▸ What you need to do: Every line in the data below that includes "path" belongs in the answer, copied as it stands.

▸ Supplied data:
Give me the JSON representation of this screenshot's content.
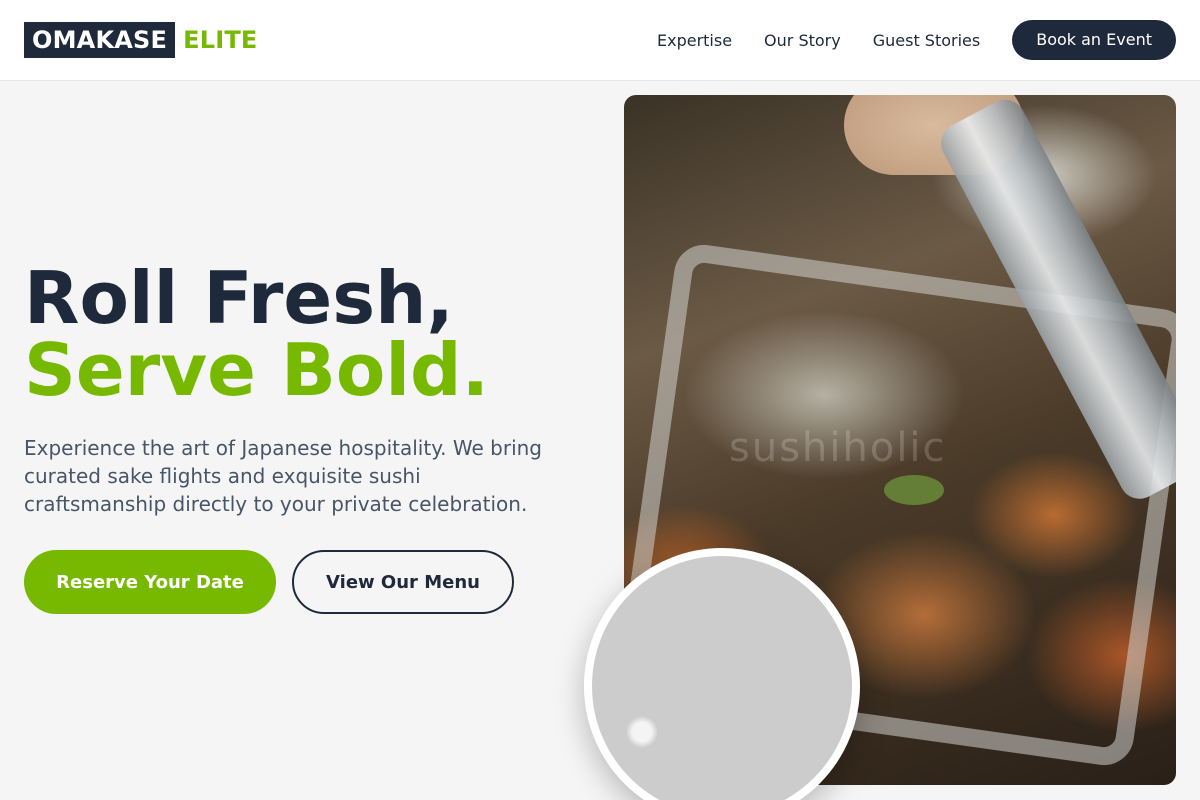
{
  "brand": {
    "name_box": "OMAKASE",
    "name_accent": "ELITE"
  },
  "nav": {
    "links": [
      "Expertise",
      "Our Story",
      "Guest Stories"
    ],
    "cta": "Book an Event"
  },
  "hero": {
    "headline_line1": "Roll Fresh,",
    "headline_line2": "Serve Bold.",
    "subtext": "Experience the art of Japanese hospitality. We bring curated sake flights and exquisite sushi craftsmanship directly to your private celebration.",
    "primary_button": "Reserve Your Date",
    "secondary_button": "View Our Menu",
    "image_watermark": "sushiholic"
  },
  "colors": {
    "navy": "#1e293b",
    "accent_green": "#76b900",
    "body_text": "#475569",
    "background": "#f5f5f5"
  },
  "icons": {
    "hero_photo": "grilled-skewers-photo",
    "platter_photo": "charcuterie-platter-photo"
  }
}
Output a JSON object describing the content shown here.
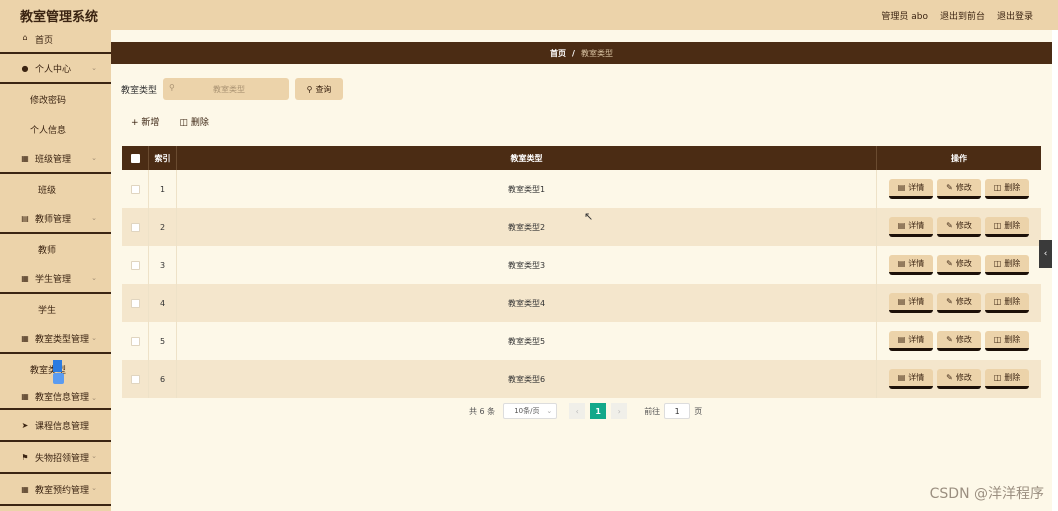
{
  "header": {
    "title": "教室管理系统",
    "admin_label": "管理员 abo",
    "back_to_front": "退出到前台",
    "logout": "退出登录"
  },
  "sidebar": {
    "home": "首页",
    "groups": [
      {
        "label": "个人中心",
        "icon": "user-icon",
        "children": [
          "修改密码",
          "个人信息"
        ]
      },
      {
        "label": "班级管理",
        "icon": "grid-icon",
        "children": [
          "班级"
        ]
      },
      {
        "label": "教师管理",
        "icon": "doc-icon",
        "children": [
          "教师"
        ]
      },
      {
        "label": "学生管理",
        "icon": "grid-icon",
        "children": [
          "学生"
        ]
      },
      {
        "label": "教室类型管理",
        "icon": "grid-icon",
        "children": [
          "教室类型"
        ]
      },
      {
        "label": "教室信息管理",
        "icon": "grid-icon",
        "children": []
      },
      {
        "label": "课程信息管理",
        "icon": "send-icon",
        "children": []
      },
      {
        "label": "失物招领管理",
        "icon": "flag-icon",
        "children": []
      },
      {
        "label": "教室预约管理",
        "icon": "grid-icon",
        "children": []
      }
    ]
  },
  "breadcrumb": {
    "home": "首页",
    "separator": "/",
    "current": "教室类型"
  },
  "search": {
    "label": "教室类型",
    "placeholder": "教室类型",
    "query_button": "查询"
  },
  "actions": {
    "add": "新增",
    "delete": "删除"
  },
  "table": {
    "headers": {
      "index": "索引",
      "type": "教室类型",
      "operation": "操作"
    },
    "rows": [
      {
        "index": "1",
        "type": "教室类型1"
      },
      {
        "index": "2",
        "type": "教室类型2"
      },
      {
        "index": "3",
        "type": "教室类型3"
      },
      {
        "index": "4",
        "type": "教室类型4"
      },
      {
        "index": "5",
        "type": "教室类型5"
      },
      {
        "index": "6",
        "type": "教室类型6"
      }
    ],
    "row_buttons": {
      "detail": "详情",
      "edit": "修改",
      "delete": "删除"
    }
  },
  "pagination": {
    "total": "共 6 条",
    "page_size": "10条/页",
    "current_page": "1",
    "goto_label": "前往",
    "goto_value": "1",
    "page_suffix": "页"
  },
  "watermark": "CSDN @洋洋程序",
  "colors": {
    "accent": "#ecd3aa",
    "dark": "#4b2c14",
    "page_active": "#13a88a"
  }
}
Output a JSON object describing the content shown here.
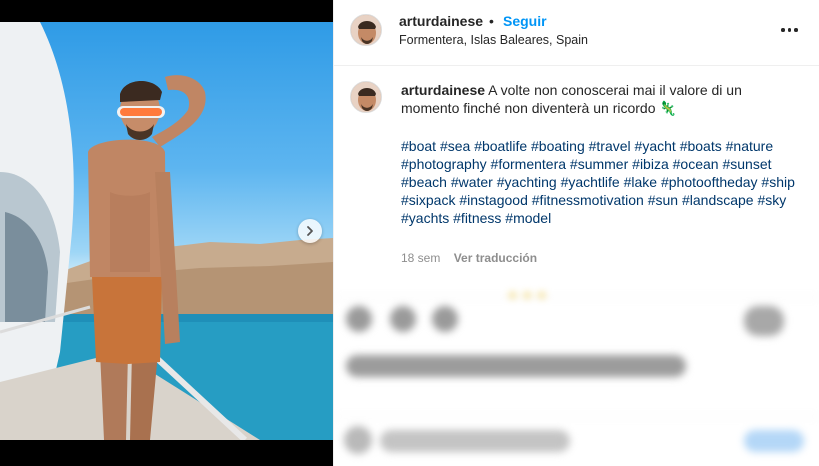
{
  "post": {
    "username": "arturdainese",
    "separator": "•",
    "follow_label": "Seguir",
    "location": "Formentera, Islas Baleares, Spain",
    "caption_user": "arturdainese",
    "caption_text": "A volte non conoscerai mai il valore di un momento finché non diventerà un ricordo",
    "caption_emoji": "🦎",
    "hashtags": [
      "#boat",
      "#sea",
      "#boatlife",
      "#boating",
      "#travel",
      "#yacht",
      "#boats",
      "#nature",
      "#photography",
      "#formentera",
      "#summer",
      "#ibiza",
      "#ocean",
      "#sunset",
      "#beach",
      "#water",
      "#yachting",
      "#yachtlife",
      "#lake",
      "#photooftheday",
      "#ship",
      "#sixpack",
      "#instagood",
      "#fitnessmotivation",
      "#sun",
      "#landscape",
      "#sky",
      "#yachts",
      "#fitness",
      "#model"
    ],
    "timestamp": "18 sem",
    "translate_label": "Ver traducción"
  },
  "icons": {
    "more": "more-options-icon",
    "next": "chevron-right-icon"
  },
  "colors": {
    "link_blue": "#0095f6",
    "hashtag": "#00376b",
    "meta_gray": "#8e8e8e"
  }
}
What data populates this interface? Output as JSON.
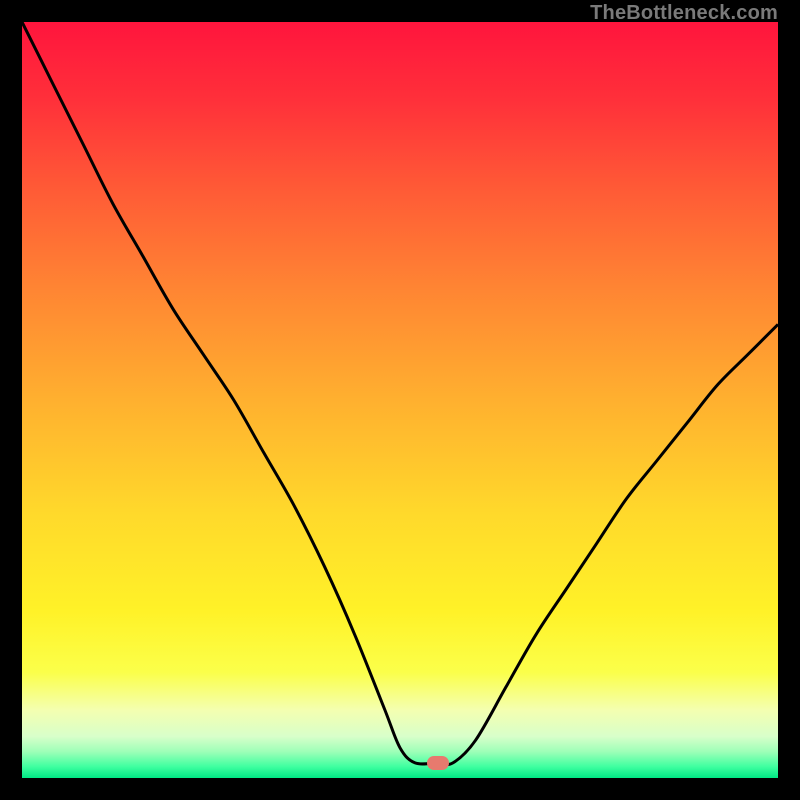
{
  "watermark": "TheBottleneck.com",
  "colors": {
    "curve": "#000000",
    "marker": "#e77a6e",
    "frame": "#000000"
  },
  "chart_data": {
    "type": "line",
    "title": "",
    "xlabel": "",
    "ylabel": "",
    "xlim": [
      0,
      100
    ],
    "ylim": [
      0,
      100
    ],
    "grid": false,
    "legend": false,
    "series": [
      {
        "name": "bottleneck-curve",
        "x": [
          0,
          4,
          8,
          12,
          16,
          20,
          24,
          28,
          32,
          36,
          40,
          44,
          48,
          50,
          52,
          55,
          57,
          60,
          64,
          68,
          72,
          76,
          80,
          84,
          88,
          92,
          96,
          100
        ],
        "y": [
          100,
          92,
          84,
          76,
          69,
          62,
          56,
          50,
          43,
          36,
          28,
          19,
          9,
          4,
          2,
          2,
          2,
          5,
          12,
          19,
          25,
          31,
          37,
          42,
          47,
          52,
          56,
          60
        ]
      }
    ],
    "flat_segment": {
      "x_start": 50,
      "x_end": 57,
      "y": 2
    },
    "marker": {
      "x": 55,
      "y": 2
    },
    "annotations": []
  }
}
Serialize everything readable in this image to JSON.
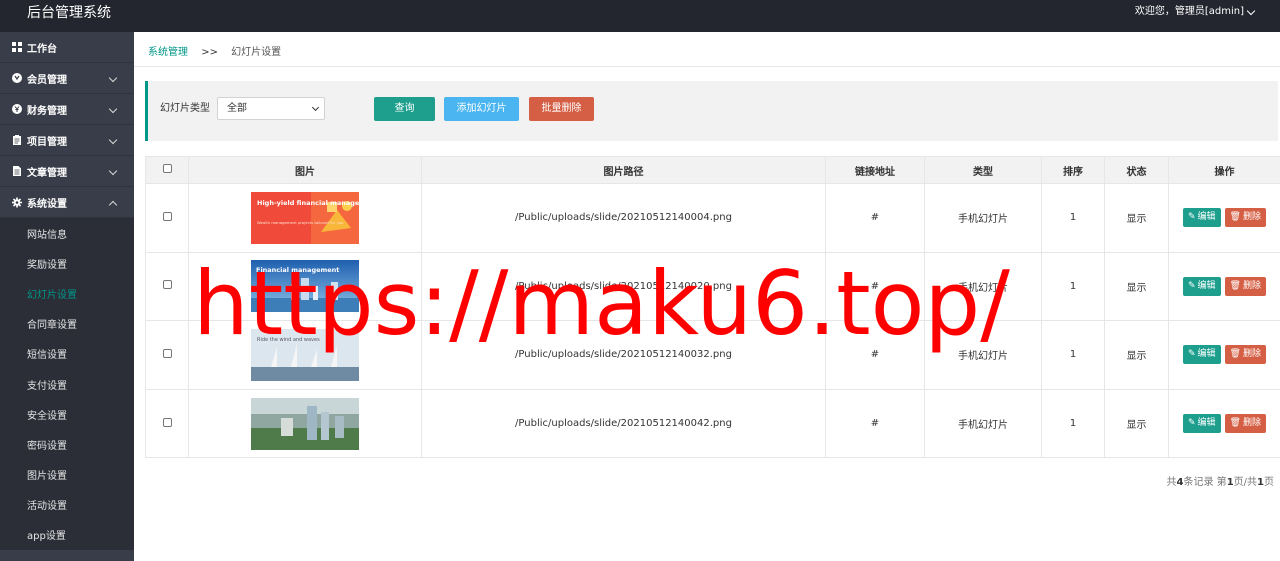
{
  "header": {
    "title": "后台管理系统",
    "user_greeting": "欢迎您，管理员[admin]"
  },
  "sidebar": {
    "items": [
      {
        "label": "工作台",
        "icon": "dashboard-icon"
      },
      {
        "label": "会员管理",
        "icon": "member-icon"
      },
      {
        "label": "财务管理",
        "icon": "finance-icon"
      },
      {
        "label": "项目管理",
        "icon": "clipboard-icon"
      },
      {
        "label": "文章管理",
        "icon": "document-icon"
      },
      {
        "label": "系统设置",
        "icon": "gear-icon"
      }
    ],
    "sub_items": [
      "网站信息",
      "奖励设置",
      "幻灯片设置",
      "合同章设置",
      "短信设置",
      "支付设置",
      "安全设置",
      "密码设置",
      "图片设置",
      "活动设置",
      "app设置"
    ],
    "active_sub": "幻灯片设置"
  },
  "breadcrumb": {
    "parent": "系统管理",
    "separator": ">>",
    "current": "幻灯片设置"
  },
  "filter": {
    "type_label": "幻灯片类型",
    "type_selected": "全部",
    "query_button": "查询",
    "add_button": "添加幻灯片",
    "batch_delete_button": "批量删除"
  },
  "table": {
    "headers": [
      "图片",
      "图片路径",
      "链接地址",
      "类型",
      "排序",
      "状态",
      "操作"
    ],
    "rows": [
      {
        "path": "/Public/uploads/slide/20210512140004.png",
        "link": "#",
        "type": "手机幻灯片",
        "sort": "1",
        "status": "显示",
        "thumb_text": "High-yield financial management",
        "thumb_sub": "Wealth management projects tailored for you"
      },
      {
        "path": "/Public/uploads/slide/20210512140020.png",
        "link": "#",
        "type": "手机幻灯片",
        "sort": "1",
        "status": "显示",
        "thumb_text": "Financial management",
        "thumb_sub": ""
      },
      {
        "path": "/Public/uploads/slide/20210512140032.png",
        "link": "#",
        "type": "手机幻灯片",
        "sort": "1",
        "status": "显示",
        "thumb_text": "Ride the wind and waves",
        "thumb_sub": ""
      },
      {
        "path": "/Public/uploads/slide/20210512140042.png",
        "link": "#",
        "type": "手机幻灯片",
        "sort": "1",
        "status": "显示",
        "thumb_text": "",
        "thumb_sub": ""
      }
    ],
    "edit_label": "编辑",
    "delete_label": "删除"
  },
  "pager": {
    "prefix": "共",
    "total": "4",
    "mid": "条记录 第",
    "page": "1",
    "mid2": "页/共",
    "pages": "1",
    "suffix": "页"
  },
  "watermark": "https://maku6.top/",
  "colors": {
    "accent": "#009688",
    "header_bg": "#23262e",
    "sidebar_bg": "#393d49",
    "add_button": "#4ab5f0",
    "danger": "#d55f44"
  }
}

▸ Output of the exercise:
        "path": "/Public/uploads/slide/20210512140004.png",
        "path": "/Public/uploads/slide/20210512140020.png",
        "path": "/Public/uploads/slide/20210512140032.png",
        "path": "/Public/uploads/slide/20210512140042.png",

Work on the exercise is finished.